■ Try it
Below are entries to return in full. Keep each one exact.

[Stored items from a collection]
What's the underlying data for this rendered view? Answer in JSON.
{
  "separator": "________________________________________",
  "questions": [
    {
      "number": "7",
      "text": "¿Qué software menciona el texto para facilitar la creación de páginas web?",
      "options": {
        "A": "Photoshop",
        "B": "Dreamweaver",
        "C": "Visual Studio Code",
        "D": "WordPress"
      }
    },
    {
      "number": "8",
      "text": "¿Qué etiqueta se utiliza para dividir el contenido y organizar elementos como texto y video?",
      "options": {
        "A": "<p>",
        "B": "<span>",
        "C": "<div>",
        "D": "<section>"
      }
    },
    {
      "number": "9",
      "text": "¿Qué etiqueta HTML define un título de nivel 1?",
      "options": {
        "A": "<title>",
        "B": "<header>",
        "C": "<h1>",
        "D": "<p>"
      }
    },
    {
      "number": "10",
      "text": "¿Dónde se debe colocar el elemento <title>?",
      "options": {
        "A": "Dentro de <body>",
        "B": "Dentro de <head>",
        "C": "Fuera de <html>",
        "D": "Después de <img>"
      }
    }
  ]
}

■ Answer area
What's the underlying data for this rendered view? Answer in JSON.
{
  "separator": "________________________________________",
  "questions": [
    {
      "number": "7",
      "text": "¿Qué software menciona el texto para facilitar la creación de páginas web?",
      "options": {
        "A": "Photoshop",
        "B": "Dreamweaver",
        "C": "Visual Studio Code",
        "D": "WordPress"
      }
    },
    {
      "number": "8",
      "text": "¿Qué etiqueta se utiliza para dividir el contenido y organizar elementos como texto y video?",
      "options": {
        "A": "<p>",
        "B": "<span>",
        "C": "<div>",
        "D": "<section>"
      }
    },
    {
      "number": "9",
      "text": "¿Qué etiqueta HTML define un título de nivel 1?",
      "options": {
        "A": "<title>",
        "B": "<header>",
        "C": "<h1>",
        "D": "<p>"
      }
    },
    {
      "number": "10",
      "text": "¿Dónde se debe colocar el elemento <title>?",
      "options": {
        "A": "Dentro de <body>",
        "B": "Dentro de <head>",
        "C": "Fuera de <html>",
        "D": "Después de <img>"
      }
    }
  ]
}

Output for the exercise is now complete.